### AVAILABLE RECORDS

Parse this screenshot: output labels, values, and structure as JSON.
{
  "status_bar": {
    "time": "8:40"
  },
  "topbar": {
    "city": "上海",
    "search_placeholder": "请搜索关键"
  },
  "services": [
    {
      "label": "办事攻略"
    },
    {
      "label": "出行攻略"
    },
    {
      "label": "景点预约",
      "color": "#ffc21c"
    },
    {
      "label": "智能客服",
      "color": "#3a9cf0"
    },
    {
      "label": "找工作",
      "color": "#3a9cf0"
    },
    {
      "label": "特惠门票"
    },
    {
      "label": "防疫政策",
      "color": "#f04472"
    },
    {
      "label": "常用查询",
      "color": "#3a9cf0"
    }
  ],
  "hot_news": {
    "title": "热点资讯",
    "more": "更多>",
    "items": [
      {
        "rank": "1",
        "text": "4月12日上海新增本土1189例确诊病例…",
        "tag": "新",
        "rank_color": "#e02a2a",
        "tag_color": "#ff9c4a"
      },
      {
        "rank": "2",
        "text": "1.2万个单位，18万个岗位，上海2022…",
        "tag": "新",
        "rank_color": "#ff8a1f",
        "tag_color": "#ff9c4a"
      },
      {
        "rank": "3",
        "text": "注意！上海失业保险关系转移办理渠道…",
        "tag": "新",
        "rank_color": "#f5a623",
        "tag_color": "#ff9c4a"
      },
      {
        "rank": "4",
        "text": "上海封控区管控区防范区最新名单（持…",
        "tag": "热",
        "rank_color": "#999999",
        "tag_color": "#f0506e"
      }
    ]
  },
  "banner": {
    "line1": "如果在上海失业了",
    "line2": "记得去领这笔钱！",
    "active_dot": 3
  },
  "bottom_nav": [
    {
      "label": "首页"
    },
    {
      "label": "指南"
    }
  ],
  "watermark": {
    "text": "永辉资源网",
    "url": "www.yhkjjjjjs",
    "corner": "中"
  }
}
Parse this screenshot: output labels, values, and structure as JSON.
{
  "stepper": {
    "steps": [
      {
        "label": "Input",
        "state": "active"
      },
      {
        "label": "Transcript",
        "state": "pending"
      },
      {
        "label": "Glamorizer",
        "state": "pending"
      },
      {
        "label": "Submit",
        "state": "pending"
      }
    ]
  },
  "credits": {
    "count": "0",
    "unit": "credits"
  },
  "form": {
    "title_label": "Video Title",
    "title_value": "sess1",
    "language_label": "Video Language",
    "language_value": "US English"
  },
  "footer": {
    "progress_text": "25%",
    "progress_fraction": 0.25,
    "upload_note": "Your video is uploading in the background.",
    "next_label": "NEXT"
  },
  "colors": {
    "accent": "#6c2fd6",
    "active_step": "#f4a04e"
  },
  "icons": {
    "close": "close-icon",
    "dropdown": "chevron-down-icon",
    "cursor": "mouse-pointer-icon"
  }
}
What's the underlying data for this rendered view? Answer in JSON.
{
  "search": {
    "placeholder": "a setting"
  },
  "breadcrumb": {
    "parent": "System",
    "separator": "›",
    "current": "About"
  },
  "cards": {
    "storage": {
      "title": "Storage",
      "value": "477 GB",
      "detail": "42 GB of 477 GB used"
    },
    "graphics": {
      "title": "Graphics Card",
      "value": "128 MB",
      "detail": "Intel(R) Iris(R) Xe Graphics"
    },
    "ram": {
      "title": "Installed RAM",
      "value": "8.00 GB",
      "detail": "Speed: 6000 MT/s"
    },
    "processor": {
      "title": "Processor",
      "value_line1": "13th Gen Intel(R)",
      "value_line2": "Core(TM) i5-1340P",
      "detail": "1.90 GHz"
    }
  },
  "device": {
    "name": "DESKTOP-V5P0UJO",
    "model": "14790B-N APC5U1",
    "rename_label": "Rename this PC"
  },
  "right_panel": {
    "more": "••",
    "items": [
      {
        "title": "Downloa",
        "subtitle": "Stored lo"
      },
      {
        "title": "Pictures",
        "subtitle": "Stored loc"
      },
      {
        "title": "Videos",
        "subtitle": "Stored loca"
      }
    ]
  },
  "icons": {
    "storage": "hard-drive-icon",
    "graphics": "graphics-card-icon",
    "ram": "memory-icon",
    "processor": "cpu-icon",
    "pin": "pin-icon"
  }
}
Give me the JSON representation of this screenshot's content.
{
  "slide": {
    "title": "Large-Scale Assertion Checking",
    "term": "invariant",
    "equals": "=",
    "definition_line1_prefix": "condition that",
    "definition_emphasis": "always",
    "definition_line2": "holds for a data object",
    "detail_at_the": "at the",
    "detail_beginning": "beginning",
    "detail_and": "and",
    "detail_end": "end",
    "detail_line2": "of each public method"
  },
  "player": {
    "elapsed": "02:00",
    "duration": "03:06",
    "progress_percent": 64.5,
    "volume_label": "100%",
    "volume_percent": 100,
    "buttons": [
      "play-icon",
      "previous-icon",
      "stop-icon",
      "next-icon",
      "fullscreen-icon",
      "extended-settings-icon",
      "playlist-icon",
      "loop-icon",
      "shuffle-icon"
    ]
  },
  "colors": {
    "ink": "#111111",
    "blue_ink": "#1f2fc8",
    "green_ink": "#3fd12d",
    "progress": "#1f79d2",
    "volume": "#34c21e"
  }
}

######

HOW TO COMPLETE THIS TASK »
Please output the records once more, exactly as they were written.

ANSWER TO THE EXERCISE »
Parse this screenshot: output labels, values, and structure as JSON.
{
  "status_bar": {
    "time": "8:40"
  },
  "topbar": {
    "city": "上海",
    "search_placeholder": "请搜索关键"
  },
  "services": [
    {
      "label": "办事攻略"
    },
    {
      "label": "出行攻略"
    },
    {
      "label": "景点预约",
      "color": "#ffc21c"
    },
    {
      "label": "智能客服",
      "color": "#3a9cf0"
    },
    {
      "label": "找工作",
      "color": "#3a9cf0"
    },
    {
      "label": "特惠门票"
    },
    {
      "label": "防疫政策",
      "color": "#f04472"
    },
    {
      "label": "常用查询",
      "color": "#3a9cf0"
    }
  ],
  "hot_news": {
    "title": "热点资讯",
    "more": "更多>",
    "items": [
      {
        "rank": "1",
        "text": "4月12日上海新增本土1189例确诊病例…",
        "tag": "新",
        "rank_color": "#e02a2a",
        "tag_color": "#ff9c4a"
      },
      {
        "rank": "2",
        "text": "1.2万个单位，18万个岗位，上海2022…",
        "tag": "新",
        "rank_color": "#ff8a1f",
        "tag_color": "#ff9c4a"
      },
      {
        "rank": "3",
        "text": "注意！上海失业保险关系转移办理渠道…",
        "tag": "新",
        "rank_color": "#f5a623",
        "tag_color": "#ff9c4a"
      },
      {
        "rank": "4",
        "text": "上海封控区管控区防范区最新名单（持…",
        "tag": "热",
        "rank_color": "#999999",
        "tag_color": "#f0506e"
      }
    ]
  },
  "banner": {
    "line1": "如果在上海失业了",
    "line2": "记得去领这笔钱！",
    "active_dot": 3
  },
  "bottom_nav": [
    {
      "label": "首页"
    },
    {
      "label": "指南"
    }
  ],
  "watermark": {
    "text": "永辉资源网",
    "url": "www.yhkjjjjjs",
    "corner": "中"
  }
}
Parse this screenshot: output labels, values, and structure as JSON.
{
  "stepper": {
    "steps": [
      {
        "label": "Input",
        "state": "active"
      },
      {
        "label": "Transcript",
        "state": "pending"
      },
      {
        "label": "Glamorizer",
        "state": "pending"
      },
      {
        "label": "Submit",
        "state": "pending"
      }
    ]
  },
  "credits": {
    "count": "0",
    "unit": "credits"
  },
  "form": {
    "title_label": "Video Title",
    "title_value": "sess1",
    "language_label": "Video Language",
    "language_value": "US English"
  },
  "footer": {
    "progress_text": "25%",
    "progress_fraction": 0.25,
    "upload_note": "Your video is uploading in the background.",
    "next_label": "NEXT"
  },
  "colors": {
    "accent": "#6c2fd6",
    "active_step": "#f4a04e"
  },
  "icons": {
    "close": "close-icon",
    "dropdown": "chevron-down-icon",
    "cursor": "mouse-pointer-icon"
  }
}
What's the underlying data for this rendered view? Answer in JSON.
{
  "search": {
    "placeholder": "a setting"
  },
  "breadcrumb": {
    "parent": "System",
    "separator": "›",
    "current": "About"
  },
  "cards": {
    "storage": {
      "title": "Storage",
      "value": "477 GB",
      "detail": "42 GB of 477 GB used"
    },
    "graphics": {
      "title": "Graphics Card",
      "value": "128 MB",
      "detail": "Intel(R) Iris(R) Xe Graphics"
    },
    "ram": {
      "title": "Installed RAM",
      "value": "8.00 GB",
      "detail": "Speed: 6000 MT/s"
    },
    "processor": {
      "title": "Processor",
      "value_line1": "13th Gen Intel(R)",
      "value_line2": "Core(TM) i5-1340P",
      "detail": "1.90 GHz"
    }
  },
  "device": {
    "name": "DESKTOP-V5P0UJO",
    "model": "14790B-N APC5U1",
    "rename_label": "Rename this PC"
  },
  "right_panel": {
    "more": "••",
    "items": [
      {
        "title": "Downloa",
        "subtitle": "Stored lo"
      },
      {
        "title": "Pictures",
        "subtitle": "Stored loc"
      },
      {
        "title": "Videos",
        "subtitle": "Stored loca"
      }
    ]
  },
  "icons": {
    "storage": "hard-drive-icon",
    "graphics": "graphics-card-icon",
    "ram": "memory-icon",
    "processor": "cpu-icon",
    "pin": "pin-icon"
  }
}
Give me the JSON representation of this screenshot's content.
{
  "slide": {
    "title": "Large-Scale Assertion Checking",
    "term": "invariant",
    "equals": "=",
    "definition_line1_prefix": "condition that",
    "definition_emphasis": "always",
    "definition_line2": "holds for a data object",
    "detail_at_the": "at the",
    "detail_beginning": "beginning",
    "detail_and": "and",
    "detail_end": "end",
    "detail_line2": "of each public method"
  },
  "player": {
    "elapsed": "02:00",
    "duration": "03:06",
    "progress_percent": 64.5,
    "volume_label": "100%",
    "volume_percent": 100,
    "buttons": [
      "play-icon",
      "previous-icon",
      "stop-icon",
      "next-icon",
      "fullscreen-icon",
      "extended-settings-icon",
      "playlist-icon",
      "loop-icon",
      "shuffle-icon"
    ]
  },
  "colors": {
    "ink": "#111111",
    "blue_ink": "#1f2fc8",
    "green_ink": "#3fd12d",
    "progress": "#1f79d2",
    "volume": "#34c21e"
  }
}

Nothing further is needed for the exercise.